As prime time TV advertising and mainstream press coverage begin to remove the taboo of discussing death, people are increasingly seeking to plan ahead for their own funeral. Tim McCracken of FMC & Sons explains the growing trend.
Historically the funeral market has been shrouded in mystery. Funeral directors were simply seen as men in pinstripes, with black cars and wooden boxes, and there would be very little choice in how a funeral might be conducted.
However, today, with prime time TV advertising, mainstream press coverage and BBC Breakfast items, the mystique surrounding the profession is reducing, which brings with it more choice. From eco-funeral options to motorcycle hearses, an increasing number of people are choosing to plan ahead with some form of funeral plan and spread the cost.
What are pre-payment plans?
A pre-paid funeral plan allows you to buy and organise your funeral at today’s prices. You’ll pay either a lump sum or in instalments, and your money is then invested into a trust fund or an insurance policy. The plan covers all the main costs of a funeral in advance, usually only excluding third-party fees such as the crematorium or wake.
Plans can be purchased through a funeral plan provider, which can easily be found on the internet or, as 60% of people currently do, through a funeral director. Typically a funeral director will walk you through the process and create a tailor made plan, allowing you to outline your completely bespoke funeral in detail to your exact requirements.
Alternatively when purchasing a funeral plan elsewhere you will be given a variety of ‘set’ packages at different price levels to select from.
112,700 funeral plans were sold in the UK across 2011. Whilst this represents a 67% increase since 2007, it is still significantly behind sales in some European countries and the US.
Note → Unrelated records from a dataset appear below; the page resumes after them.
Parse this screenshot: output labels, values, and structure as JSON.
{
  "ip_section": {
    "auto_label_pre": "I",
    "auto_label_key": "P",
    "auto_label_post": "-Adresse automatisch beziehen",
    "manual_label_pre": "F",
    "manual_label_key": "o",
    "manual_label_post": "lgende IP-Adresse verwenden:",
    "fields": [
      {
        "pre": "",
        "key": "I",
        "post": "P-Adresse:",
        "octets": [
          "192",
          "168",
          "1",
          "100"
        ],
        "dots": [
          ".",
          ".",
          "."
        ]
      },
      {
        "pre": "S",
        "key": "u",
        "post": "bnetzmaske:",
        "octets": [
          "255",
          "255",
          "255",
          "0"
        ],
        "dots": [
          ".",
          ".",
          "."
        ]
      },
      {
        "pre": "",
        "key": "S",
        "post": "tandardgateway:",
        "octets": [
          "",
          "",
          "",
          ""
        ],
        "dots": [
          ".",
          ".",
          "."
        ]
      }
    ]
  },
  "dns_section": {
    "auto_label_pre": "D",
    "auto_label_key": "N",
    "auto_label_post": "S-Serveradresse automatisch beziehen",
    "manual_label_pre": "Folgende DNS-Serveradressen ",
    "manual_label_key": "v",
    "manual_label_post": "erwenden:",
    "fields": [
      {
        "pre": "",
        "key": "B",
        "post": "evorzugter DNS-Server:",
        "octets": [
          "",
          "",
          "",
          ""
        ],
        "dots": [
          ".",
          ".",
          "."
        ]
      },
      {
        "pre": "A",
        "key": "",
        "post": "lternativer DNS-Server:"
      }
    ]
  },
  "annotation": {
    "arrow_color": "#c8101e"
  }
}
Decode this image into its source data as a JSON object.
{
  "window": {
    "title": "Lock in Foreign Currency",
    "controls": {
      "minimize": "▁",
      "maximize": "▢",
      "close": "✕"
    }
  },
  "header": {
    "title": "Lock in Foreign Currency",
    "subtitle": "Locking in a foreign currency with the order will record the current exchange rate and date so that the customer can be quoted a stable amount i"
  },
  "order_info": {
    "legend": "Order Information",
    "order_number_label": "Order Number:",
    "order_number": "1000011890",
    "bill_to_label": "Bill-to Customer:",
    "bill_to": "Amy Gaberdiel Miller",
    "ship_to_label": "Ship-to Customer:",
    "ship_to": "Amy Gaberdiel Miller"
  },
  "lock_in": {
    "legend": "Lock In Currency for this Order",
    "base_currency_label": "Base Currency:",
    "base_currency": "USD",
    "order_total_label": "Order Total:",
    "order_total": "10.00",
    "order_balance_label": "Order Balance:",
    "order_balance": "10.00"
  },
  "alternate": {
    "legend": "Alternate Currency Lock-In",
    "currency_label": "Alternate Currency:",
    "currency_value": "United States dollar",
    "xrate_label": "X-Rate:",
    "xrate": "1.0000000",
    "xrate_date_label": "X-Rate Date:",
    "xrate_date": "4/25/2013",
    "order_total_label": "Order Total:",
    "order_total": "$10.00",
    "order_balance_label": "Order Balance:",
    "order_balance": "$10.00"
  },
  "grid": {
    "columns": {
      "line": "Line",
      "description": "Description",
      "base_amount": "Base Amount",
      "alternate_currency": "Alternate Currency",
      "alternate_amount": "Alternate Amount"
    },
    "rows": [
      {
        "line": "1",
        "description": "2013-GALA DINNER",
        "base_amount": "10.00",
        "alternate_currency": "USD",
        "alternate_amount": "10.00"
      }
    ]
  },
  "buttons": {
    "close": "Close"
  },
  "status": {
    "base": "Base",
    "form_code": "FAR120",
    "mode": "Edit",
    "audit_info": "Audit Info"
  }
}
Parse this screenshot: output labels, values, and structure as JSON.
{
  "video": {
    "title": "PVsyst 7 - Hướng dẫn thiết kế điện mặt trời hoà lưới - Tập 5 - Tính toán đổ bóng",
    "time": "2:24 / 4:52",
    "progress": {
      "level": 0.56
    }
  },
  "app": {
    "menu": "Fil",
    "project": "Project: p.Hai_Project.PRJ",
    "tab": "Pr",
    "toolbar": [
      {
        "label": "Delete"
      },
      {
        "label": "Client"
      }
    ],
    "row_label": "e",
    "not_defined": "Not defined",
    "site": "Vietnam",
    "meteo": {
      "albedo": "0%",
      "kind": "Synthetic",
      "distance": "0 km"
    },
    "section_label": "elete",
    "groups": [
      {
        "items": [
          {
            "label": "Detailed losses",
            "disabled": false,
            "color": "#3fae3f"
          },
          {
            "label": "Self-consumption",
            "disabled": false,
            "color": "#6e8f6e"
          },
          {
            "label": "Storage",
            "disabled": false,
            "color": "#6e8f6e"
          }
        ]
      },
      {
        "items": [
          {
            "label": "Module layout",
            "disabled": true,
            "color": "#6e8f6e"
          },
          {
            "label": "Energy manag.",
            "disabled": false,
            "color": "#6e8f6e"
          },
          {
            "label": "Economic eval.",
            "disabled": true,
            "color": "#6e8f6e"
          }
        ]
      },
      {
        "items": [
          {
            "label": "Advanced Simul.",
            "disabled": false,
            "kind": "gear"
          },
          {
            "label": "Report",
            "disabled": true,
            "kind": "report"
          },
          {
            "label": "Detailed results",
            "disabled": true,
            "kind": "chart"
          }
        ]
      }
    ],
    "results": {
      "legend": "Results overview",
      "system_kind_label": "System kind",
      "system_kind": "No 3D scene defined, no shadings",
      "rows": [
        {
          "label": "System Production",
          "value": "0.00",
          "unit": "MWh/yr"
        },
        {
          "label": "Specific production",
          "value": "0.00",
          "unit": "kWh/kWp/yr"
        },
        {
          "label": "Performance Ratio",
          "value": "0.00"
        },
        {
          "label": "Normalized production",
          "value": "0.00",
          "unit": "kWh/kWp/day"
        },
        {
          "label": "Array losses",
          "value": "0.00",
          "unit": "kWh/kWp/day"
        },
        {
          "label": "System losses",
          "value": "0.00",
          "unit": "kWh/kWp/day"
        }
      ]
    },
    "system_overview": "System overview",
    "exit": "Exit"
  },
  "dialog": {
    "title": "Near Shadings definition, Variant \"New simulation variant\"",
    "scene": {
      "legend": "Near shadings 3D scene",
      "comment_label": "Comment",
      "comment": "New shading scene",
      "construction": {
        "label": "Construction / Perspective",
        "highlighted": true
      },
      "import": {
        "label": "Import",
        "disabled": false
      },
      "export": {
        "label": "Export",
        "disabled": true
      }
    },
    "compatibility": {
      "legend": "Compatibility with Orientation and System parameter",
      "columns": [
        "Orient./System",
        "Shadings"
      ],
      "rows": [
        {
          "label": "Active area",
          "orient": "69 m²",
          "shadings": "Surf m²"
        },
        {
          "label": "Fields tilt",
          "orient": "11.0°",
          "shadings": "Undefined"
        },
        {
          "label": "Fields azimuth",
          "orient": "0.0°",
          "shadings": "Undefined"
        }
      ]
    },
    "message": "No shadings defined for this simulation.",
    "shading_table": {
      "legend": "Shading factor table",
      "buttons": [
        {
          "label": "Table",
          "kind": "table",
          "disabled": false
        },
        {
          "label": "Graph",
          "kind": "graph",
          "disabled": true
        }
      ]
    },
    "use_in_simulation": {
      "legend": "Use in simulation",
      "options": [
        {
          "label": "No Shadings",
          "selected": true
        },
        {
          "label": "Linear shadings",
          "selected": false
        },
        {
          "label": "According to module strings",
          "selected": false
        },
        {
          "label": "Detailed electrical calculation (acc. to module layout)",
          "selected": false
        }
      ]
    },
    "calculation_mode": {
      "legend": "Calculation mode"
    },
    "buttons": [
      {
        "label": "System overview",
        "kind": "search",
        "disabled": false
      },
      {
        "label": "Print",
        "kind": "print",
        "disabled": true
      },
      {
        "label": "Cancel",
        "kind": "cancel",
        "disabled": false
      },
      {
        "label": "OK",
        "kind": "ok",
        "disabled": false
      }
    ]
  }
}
But why are so many of us increasingly opting into these plans? One of the main reasons is the reassurance that a funeral plan gives to relatives at an already testing time. By outlining what you would like in advance you can ensure your funeral reflects your wishes, and relatives are spared the added stress of having to make all of the decisions. All they have to do is make one phone call, and your plan can be put into action.
In addition, funerals are expensive, and the cost of dying is rising, outstripping inflation, often leaving relatives with unforeseen bills at a difficult time.
If they meet the required criteria, funeral plan providers can register with the industry’s self-regulatory body, the Funeral Planning Authority (FPA), whose members account for around 95% of total UK funeral plan sales. The FPA imposes rules and a code of practice, adding additional security to the plan holder. Therefore, it is important when buying a plan to check if the provider is a member to ensure your plan is protected.
Pre-paid funeral plans are not the only way to prepare for the future. Whole of life (WOL) policies are also becoming increasingly popular. However, where pre-payment funeral plans charge a lump sum (either in one go or in instalments) a typical WOL policy will charge a set amount per month indefinitely, meaning you may end up paying more in than you get out. Rather than acting as a plan, these policies simply cover the costs.
The main motive behind any form of funeral plan, either WOL or a pre-paid plan, is peace of mind, so in order to ensure this is what you and your family receive, shop around and read the small print carefully before signing up to any deal.
Tim McCracken is a Director of FMC & Sons. As market leaders for consultancy services to the UK funeral industry for 20 years, FMC & Sons supports firms to ensure their services best reflect the changing needs and wishes of the people they service, and as a result has developed an unrivalled knowledge of the sector.
Tim can be reached on Tim.McCracken@fmc-online.co.uk or 01522 695 011.